Copy out the whole listing exactly as given. Skip the pictures.

[RECORDED INFORMATION]

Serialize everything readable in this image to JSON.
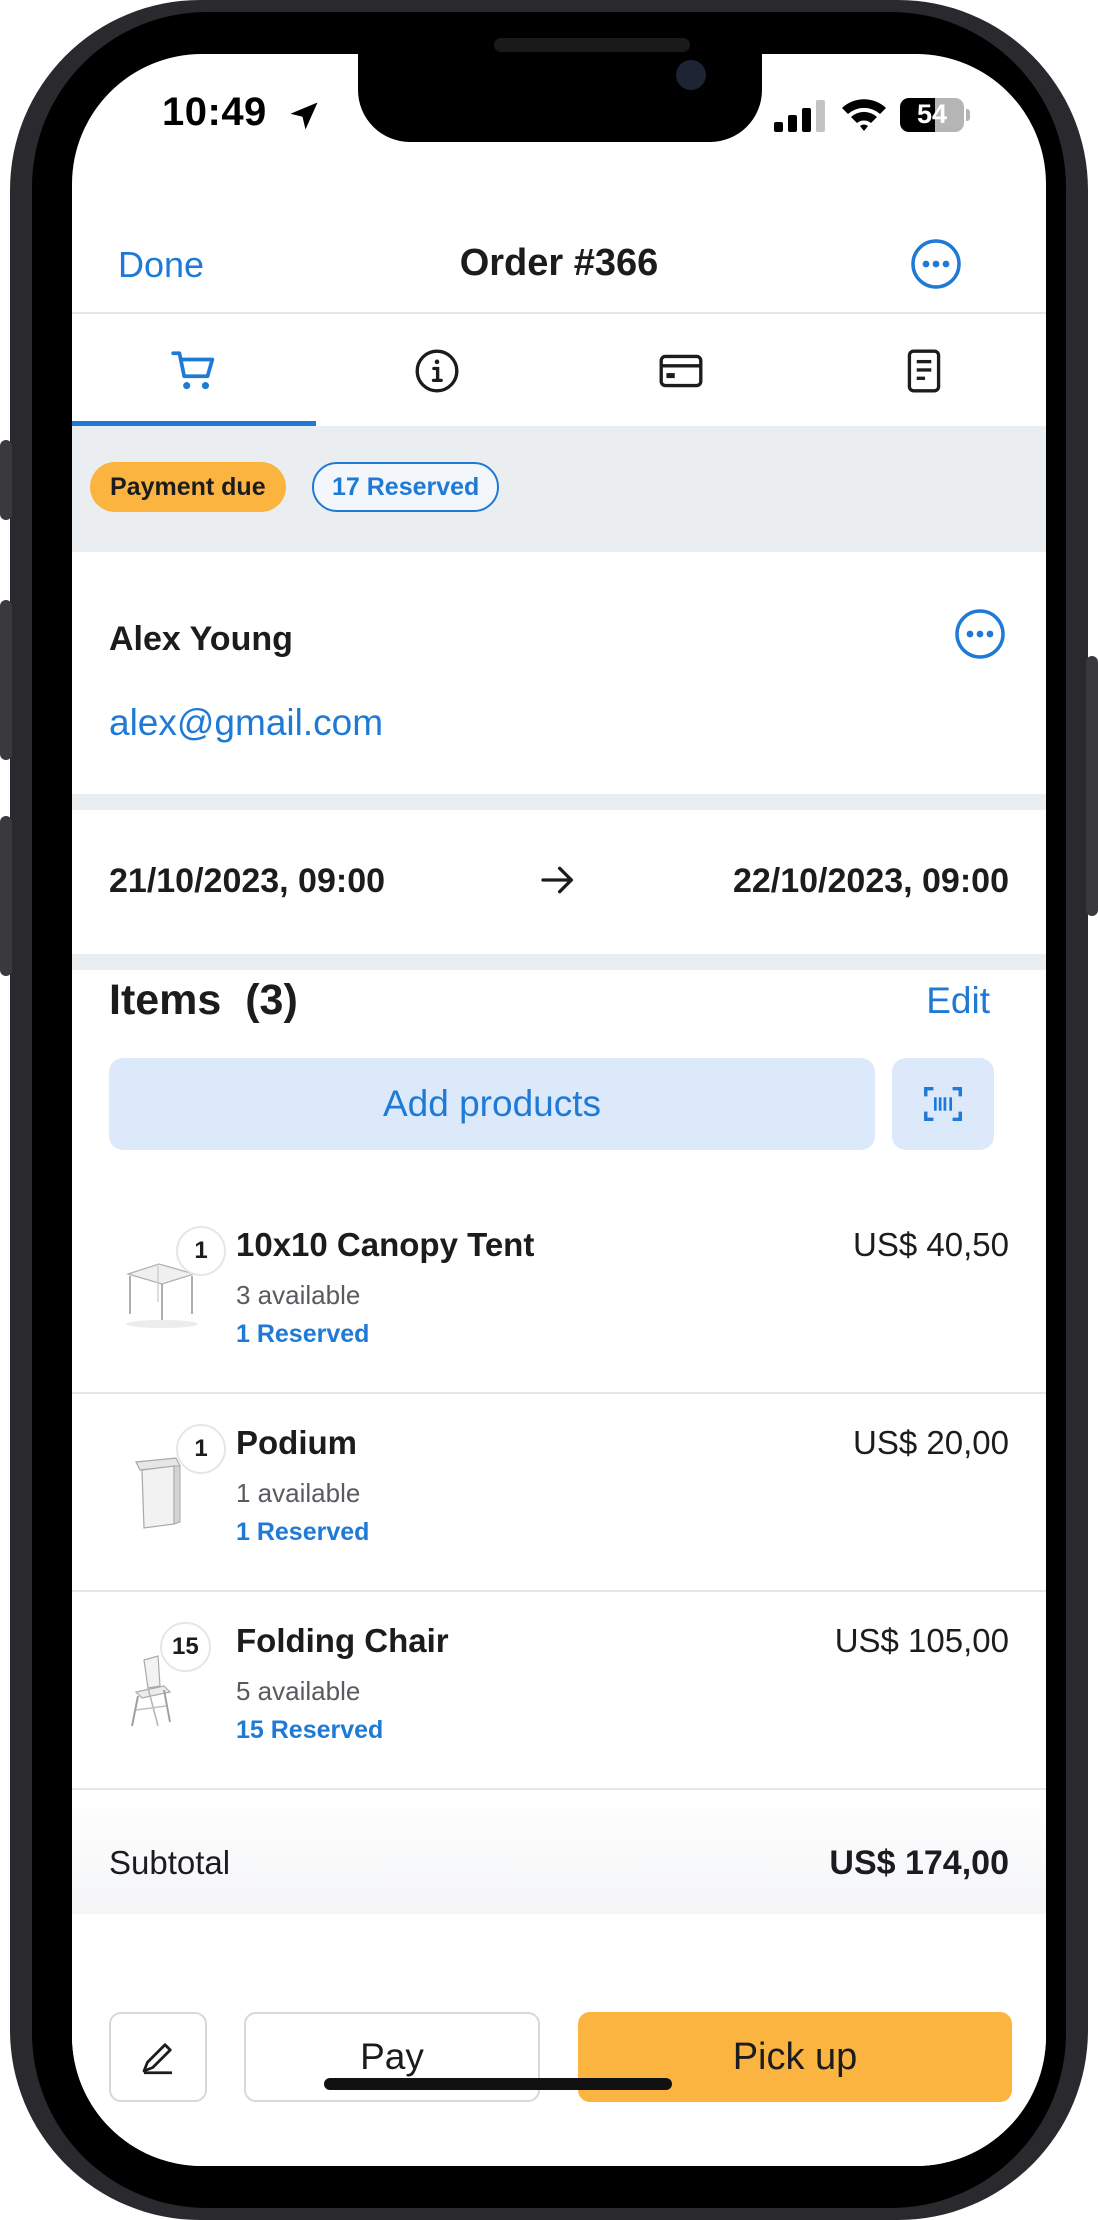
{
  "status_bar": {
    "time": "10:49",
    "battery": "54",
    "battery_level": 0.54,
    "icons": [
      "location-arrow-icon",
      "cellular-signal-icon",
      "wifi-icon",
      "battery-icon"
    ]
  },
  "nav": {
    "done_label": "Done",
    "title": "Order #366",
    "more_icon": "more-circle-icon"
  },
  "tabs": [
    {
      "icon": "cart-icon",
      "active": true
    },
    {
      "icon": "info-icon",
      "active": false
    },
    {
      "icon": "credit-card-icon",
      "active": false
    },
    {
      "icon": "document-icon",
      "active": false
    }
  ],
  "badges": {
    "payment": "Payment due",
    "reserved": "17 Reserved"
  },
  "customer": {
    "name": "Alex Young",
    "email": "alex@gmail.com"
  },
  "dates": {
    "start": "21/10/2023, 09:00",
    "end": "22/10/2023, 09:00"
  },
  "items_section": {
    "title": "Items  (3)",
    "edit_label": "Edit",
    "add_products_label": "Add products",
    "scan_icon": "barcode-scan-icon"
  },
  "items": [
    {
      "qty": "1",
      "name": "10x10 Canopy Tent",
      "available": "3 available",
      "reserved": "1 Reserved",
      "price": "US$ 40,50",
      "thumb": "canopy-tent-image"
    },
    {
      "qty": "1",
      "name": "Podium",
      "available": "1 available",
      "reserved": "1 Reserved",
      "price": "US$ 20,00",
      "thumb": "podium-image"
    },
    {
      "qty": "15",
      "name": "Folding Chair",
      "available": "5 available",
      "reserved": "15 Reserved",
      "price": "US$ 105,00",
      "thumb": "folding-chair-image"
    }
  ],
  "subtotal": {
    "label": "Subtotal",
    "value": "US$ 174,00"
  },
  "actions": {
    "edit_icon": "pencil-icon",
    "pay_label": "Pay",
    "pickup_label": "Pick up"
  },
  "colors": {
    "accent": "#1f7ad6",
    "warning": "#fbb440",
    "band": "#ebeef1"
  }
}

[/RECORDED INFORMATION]

- [THE COMPLETED TASK]:
Serialize everything readable in this image to JSON.
{
  "status_bar": {
    "time": "10:49",
    "battery": "54",
    "battery_level": 0.54,
    "icons": [
      "location-arrow-icon",
      "cellular-signal-icon",
      "wifi-icon",
      "battery-icon"
    ]
  },
  "nav": {
    "done_label": "Done",
    "title": "Order #366",
    "more_icon": "more-circle-icon"
  },
  "tabs": [
    {
      "icon": "cart-icon",
      "active": true
    },
    {
      "icon": "info-icon",
      "active": false
    },
    {
      "icon": "credit-card-icon",
      "active": false
    },
    {
      "icon": "document-icon",
      "active": false
    }
  ],
  "badges": {
    "payment": "Payment due",
    "reserved": "17 Reserved"
  },
  "customer": {
    "name": "Alex Young",
    "email": "alex@gmail.com"
  },
  "dates": {
    "start": "21/10/2023, 09:00",
    "end": "22/10/2023, 09:00"
  },
  "items_section": {
    "title": "Items  (3)",
    "edit_label": "Edit",
    "add_products_label": "Add products",
    "scan_icon": "barcode-scan-icon"
  },
  "items": [
    {
      "qty": "1",
      "name": "10x10 Canopy Tent",
      "available": "3 available",
      "reserved": "1 Reserved",
      "price": "US$ 40,50",
      "thumb": "canopy-tent-image"
    },
    {
      "qty": "1",
      "name": "Podium",
      "available": "1 available",
      "reserved": "1 Reserved",
      "price": "US$ 20,00",
      "thumb": "podium-image"
    },
    {
      "qty": "15",
      "name": "Folding Chair",
      "available": "5 available",
      "reserved": "15 Reserved",
      "price": "US$ 105,00",
      "thumb": "folding-chair-image"
    }
  ],
  "subtotal": {
    "label": "Subtotal",
    "value": "US$ 174,00"
  },
  "actions": {
    "edit_icon": "pencil-icon",
    "pay_label": "Pay",
    "pickup_label": "Pick up"
  },
  "colors": {
    "accent": "#1f7ad6",
    "warning": "#fbb440",
    "band": "#ebeef1"
  }
}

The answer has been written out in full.